When I’m at home, I usually like playing the piano, doing some music stuff. I do make music. [I’m] trying to come out with some later on this upcoming year. I’ll go hiking and I’ll try to be active. Just chatting with friends. I’m doing something like I’m out in nature, I’m out in the world. Maybe go to a museum. Get some food; DC does have a lot of good food. Food, museums, different art shows, different concerts and stuff, just really active in life. But then I have again, like two sides. It’s like, I’ll either do that, or I’ll just be very, very, very chill and calm at home. 

Q: So, how do you feel about being interviewed? How do you feel about being able to share your thoughts and your hobbies with the school?

It’s great.I don’t think I feel nervous or anything.  I just, I hope the students at Parkdale are able to get a better sense of who I am. [I] would love for them to take a music class and, you know, have music while they’re here. They can come down and stop at the room, [and] come visit!

Q: Can you tell us a little bit about joining choir at Parkdale? 

I would love for people to join choir.  Chorus needs a lot more members. If anyone has a half semester class, and they have 4B open next semester, then they’ll be able to join. They can come down to Room 3 to figure out how they might be able to join the Chorus. I would love for people to join Chorus. And if not [this year], for the next year, if anyone is interested, I need them to come down ASAP.  I would love for students to come talk to me, give me their name, give me their email, so that we can make sure I get them into chorus for next year. Because I would love to grow the choir, and have people be able to enjoy that class as well.  It’s all based on numbers, too. So if more people join, then I will be able to offer more sections of it, so it won’t be just that 4B period class time. 

Q: In addition to the content you teach, what is something you hope others can learn from you?

I think the basic thing, just being like a music teacher and teaching an art, I want people to be able to appreciate the beauty of certain things, you know what I mean? Like, I want people to [learn] music, but then also [put it] in relation to art and relation to history and all that other stuff. I want people to be able to appreciate those things.

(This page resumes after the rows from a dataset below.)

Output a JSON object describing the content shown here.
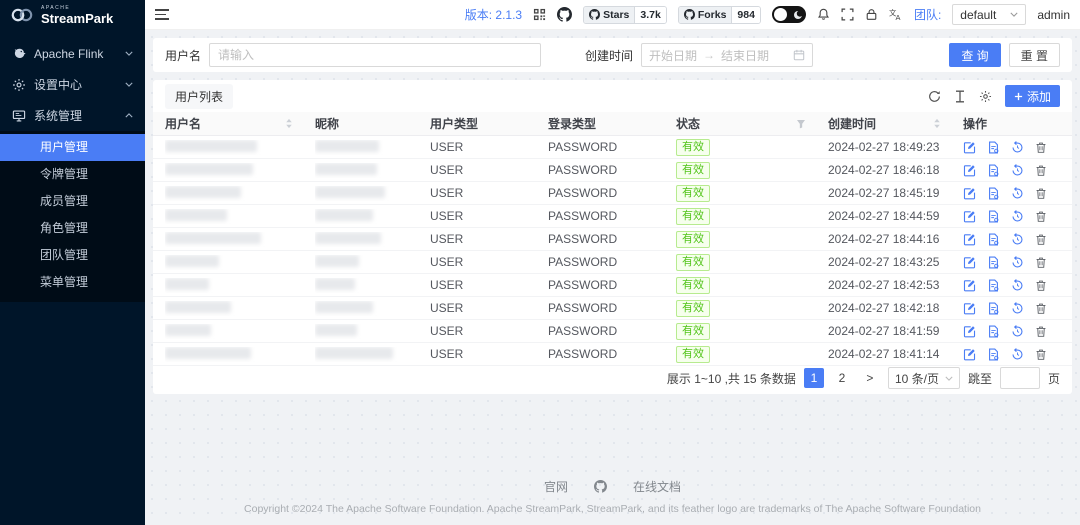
{
  "colors": {
    "accent": "#4a7df5",
    "sidebar_bg": "#001529",
    "submenu_bg": "#000c17",
    "status_text": "#52c41a",
    "status_bg": "#f6ffed",
    "status_border": "#b7eb8f"
  },
  "sidebar": {
    "logo_super": "APACHE",
    "logo_title": "StreamPark",
    "items": [
      {
        "label": "Apache Flink",
        "expanded": false
      },
      {
        "label": "设置中心",
        "expanded": false
      },
      {
        "label": "系统管理",
        "expanded": true
      }
    ],
    "subitems": [
      {
        "label": "用户管理",
        "active": true
      },
      {
        "label": "令牌管理",
        "active": false
      },
      {
        "label": "成员管理",
        "active": false
      },
      {
        "label": "角色管理",
        "active": false
      },
      {
        "label": "团队管理",
        "active": false
      },
      {
        "label": "菜单管理",
        "active": false
      }
    ]
  },
  "header": {
    "version_label": "版本:",
    "version_value": "2.1.3",
    "stars_label": "Stars",
    "stars_value": "3.7k",
    "forks_label": "Forks",
    "forks_value": "984",
    "team_label": "团队:",
    "team_value": "default",
    "user": "admin"
  },
  "filter": {
    "username_label": "用户名",
    "username_placeholder": "请输入",
    "created_label": "创建时间",
    "date_start_placeholder": "开始日期",
    "date_separator": "→",
    "date_end_placeholder": "结束日期",
    "search_button": "查 询",
    "reset_button": "重 置"
  },
  "table": {
    "title": "用户列表",
    "add_button": "添加",
    "columns": [
      "用户名",
      "昵称",
      "用户类型",
      "登录类型",
      "状态",
      "创建时间",
      "操作"
    ],
    "rows": [
      {
        "user_type": "USER",
        "login_type": "PASSWORD",
        "status": "有效",
        "created_at": "2024-02-27 18:49:23",
        "name_w": 92,
        "nick_w": 64
      },
      {
        "user_type": "USER",
        "login_type": "PASSWORD",
        "status": "有效",
        "created_at": "2024-02-27 18:46:18",
        "name_w": 88,
        "nick_w": 62
      },
      {
        "user_type": "USER",
        "login_type": "PASSWORD",
        "status": "有效",
        "created_at": "2024-02-27 18:45:19",
        "name_w": 76,
        "nick_w": 70
      },
      {
        "user_type": "USER",
        "login_type": "PASSWORD",
        "status": "有效",
        "created_at": "2024-02-27 18:44:59",
        "name_w": 62,
        "nick_w": 58
      },
      {
        "user_type": "USER",
        "login_type": "PASSWORD",
        "status": "有效",
        "created_at": "2024-02-27 18:44:16",
        "name_w": 96,
        "nick_w": 66
      },
      {
        "user_type": "USER",
        "login_type": "PASSWORD",
        "status": "有效",
        "created_at": "2024-02-27 18:43:25",
        "name_w": 54,
        "nick_w": 44
      },
      {
        "user_type": "USER",
        "login_type": "PASSWORD",
        "status": "有效",
        "created_at": "2024-02-27 18:42:53",
        "name_w": 44,
        "nick_w": 40
      },
      {
        "user_type": "USER",
        "login_type": "PASSWORD",
        "status": "有效",
        "created_at": "2024-02-27 18:42:18",
        "name_w": 66,
        "nick_w": 58
      },
      {
        "user_type": "USER",
        "login_type": "PASSWORD",
        "status": "有效",
        "created_at": "2024-02-27 18:41:59",
        "name_w": 46,
        "nick_w": 42
      },
      {
        "user_type": "USER",
        "login_type": "PASSWORD",
        "status": "有效",
        "created_at": "2024-02-27 18:41:14",
        "name_w": 86,
        "nick_w": 78
      }
    ]
  },
  "pagination": {
    "total_text": "展示 1~10 ,共 15 条数据",
    "pages": [
      "1",
      "2"
    ],
    "active_page": "1",
    "next": ">",
    "page_size": "10 条/页",
    "jump_label": "跳至",
    "jump_suffix": "页"
  },
  "footer": {
    "site_link": "官网",
    "docs_link": "在线文档",
    "copyright": "Copyright ©2024 The Apache Software Foundation. Apache StreamPark, StreamPark, and its feather logo are trademarks of The Apache Software Foundation"
  }
}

I feel like definitely in this country, you know, we need money. Like, we’re always like, “Alright, money, money, money whats gonna bring me money? Let me be a doctor and be a lawyer. Let me be this. The hard sciences.” But it’s like, again, we weren’t made to do these things. Like, this is a push. I hope someone learns from me to just appreciate life, and appreciate the beauty of things in life and music. Also how to really take control of your life. I feel like that’s also the main thing that I want to teach students, because sometimes, I will talk to you guys about things like, “alright, what is going on in your lives? Are you applying to college? Are you doing this? Are you doing that?” Because I think we can get wrapped up in so many different things, especially being so young. I would rather not get wrapped up into one path. You know, I would really want you guys to think about what it is that you want to do with the rest of your life. You know, how do you want to make it a reality?